# [Your objective]
Nothing in the entries may change when you repeat them, and no images may appear.

# [Exercise input]
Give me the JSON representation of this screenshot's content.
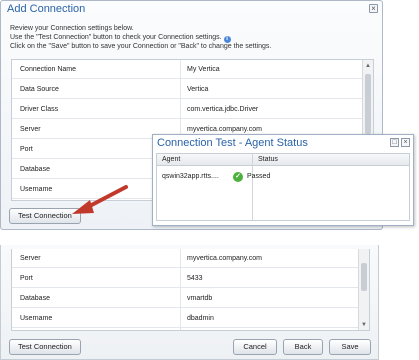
{
  "dialog": {
    "title": "Add Connection",
    "close_glyph": "×",
    "instructions": [
      "Review your Connection settings below.",
      "Use the \"Test Connection\" button to check your Connection settings.",
      "Click on the \"Save\" button to save your Connection or \"Back\" to change the settings."
    ],
    "info_glyph": "i",
    "rows": [
      {
        "label": "Connection Name",
        "value": "My Vertica"
      },
      {
        "label": "Data Source",
        "value": "Vertica"
      },
      {
        "label": "Driver Class",
        "value": "com.vertica.jdbc.Driver"
      },
      {
        "label": "Server",
        "value": "myvertica.company.com"
      },
      {
        "label": "Port",
        "value": ""
      },
      {
        "label": "Database",
        "value": ""
      },
      {
        "label": "Username",
        "value": ""
      }
    ],
    "test_button": "Test Connection"
  },
  "agent_popup": {
    "title": "Connection Test - Agent Status",
    "col_agent": "Agent",
    "col_status": "Status",
    "agent": "qswin32app.rtts....",
    "status": "Passed",
    "status_color": "#4caf3e"
  },
  "dialog2": {
    "rows": [
      {
        "label": "Server",
        "value": "myvertica.company.com"
      },
      {
        "label": "Port",
        "value": "5433"
      },
      {
        "label": "Database",
        "value": "vmartdb"
      },
      {
        "label": "Username",
        "value": "dbadmin"
      }
    ],
    "test_button": "Test Connection",
    "cancel_button": "Cancel",
    "back_button": "Back",
    "save_button": "Save"
  },
  "colors": {
    "title": "#2a63a8",
    "arrow": "#c0392b"
  }
}
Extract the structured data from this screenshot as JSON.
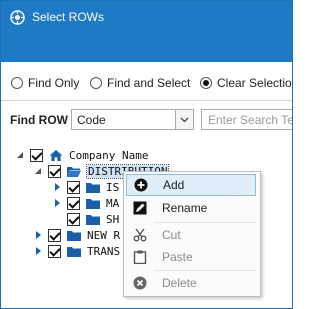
{
  "window": {
    "title": "Select ROWs",
    "accent": "#1e7ac5"
  },
  "mode_options": [
    {
      "label": "Find Only",
      "selected": false
    },
    {
      "label": "Find and Select",
      "selected": false
    },
    {
      "label": "Clear Selection",
      "selected": true
    }
  ],
  "find": {
    "label": "Find ROW",
    "field_value": "Code",
    "search_placeholder": "Enter Search Text"
  },
  "tree": {
    "root": "Company Name",
    "selected_node": "DISTRIBUTION",
    "children_visible": [
      "IS",
      "MA",
      "SH"
    ],
    "siblings_visible": [
      "NEW R",
      "TRANS"
    ]
  },
  "context_menu": {
    "items": [
      {
        "label": "Add",
        "icon": "plus-circle-icon",
        "enabled": true,
        "hover": true
      },
      {
        "label": "Rename",
        "icon": "rename-icon",
        "enabled": true
      },
      {
        "label": "Cut",
        "icon": "scissors-icon",
        "enabled": false
      },
      {
        "label": "Paste",
        "icon": "clipboard-icon",
        "enabled": false
      },
      {
        "label": "Delete",
        "icon": "delete-icon",
        "enabled": false
      }
    ]
  }
}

# [Reply to the task]
Give me the JSON representation of this screenshot's content.
{
  "dialog": {
    "title": "Add Connection",
    "close_glyph": "×",
    "instructions": [
      "Review your Connection settings below.",
      "Use the \"Test Connection\" button to check your Connection settings.",
      "Click on the \"Save\" button to save your Connection or \"Back\" to change the settings."
    ],
    "info_glyph": "i",
    "rows": [
      {
        "label": "Connection Name",
        "value": "My Vertica"
      },
      {
        "label": "Data Source",
        "value": "Vertica"
      },
      {
        "label": "Driver Class",
        "value": "com.vertica.jdbc.Driver"
      },
      {
        "label": "Server",
        "value": "myvertica.company.com"
      },
      {
        "label": "Port",
        "value": ""
      },
      {
        "label": "Database",
        "value": ""
      },
      {
        "label": "Username",
        "value": ""
      }
    ],
    "test_button": "Test Connection"
  },
  "agent_popup": {
    "title": "Connection Test - Agent Status",
    "col_agent": "Agent",
    "col_status": "Status",
    "agent": "qswin32app.rtts....",
    "status": "Passed",
    "status_color": "#4caf3e"
  },
  "dialog2": {
    "rows": [
      {
        "label": "Server",
        "value": "myvertica.company.com"
      },
      {
        "label": "Port",
        "value": "5433"
      },
      {
        "label": "Database",
        "value": "vmartdb"
      },
      {
        "label": "Username",
        "value": "dbadmin"
      }
    ],
    "test_button": "Test Connection",
    "cancel_button": "Cancel",
    "back_button": "Back",
    "save_button": "Save"
  },
  "colors": {
    "title": "#2a63a8",
    "arrow": "#c0392b"
  }
}
Extract the structured data from this screenshot as JSON.
{
  "window": {
    "title": "Select ROWs",
    "accent": "#1e7ac5"
  },
  "mode_options": [
    {
      "label": "Find Only",
      "selected": false
    },
    {
      "label": "Find and Select",
      "selected": false
    },
    {
      "label": "Clear Selection",
      "selected": true
    }
  ],
  "find": {
    "label": "Find ROW",
    "field_value": "Code",
    "search_placeholder": "Enter Search Text"
  },
  "tree": {
    "root": "Company Name",
    "selected_node": "DISTRIBUTION",
    "children_visible": [
      "IS",
      "MA",
      "SH"
    ],
    "siblings_visible": [
      "NEW R",
      "TRANS"
    ]
  },
  "context_menu": {
    "items": [
      {
        "label": "Add",
        "icon": "plus-circle-icon",
        "enabled": true,
        "hover": true
      },
      {
        "label": "Rename",
        "icon": "rename-icon",
        "enabled": true
      },
      {
        "label": "Cut",
        "icon": "scissors-icon",
        "enabled": false
      },
      {
        "label": "Paste",
        "icon": "clipboard-icon",
        "enabled": false
      },
      {
        "label": "Delete",
        "icon": "delete-icon",
        "enabled": false
      }
    ]
  }
}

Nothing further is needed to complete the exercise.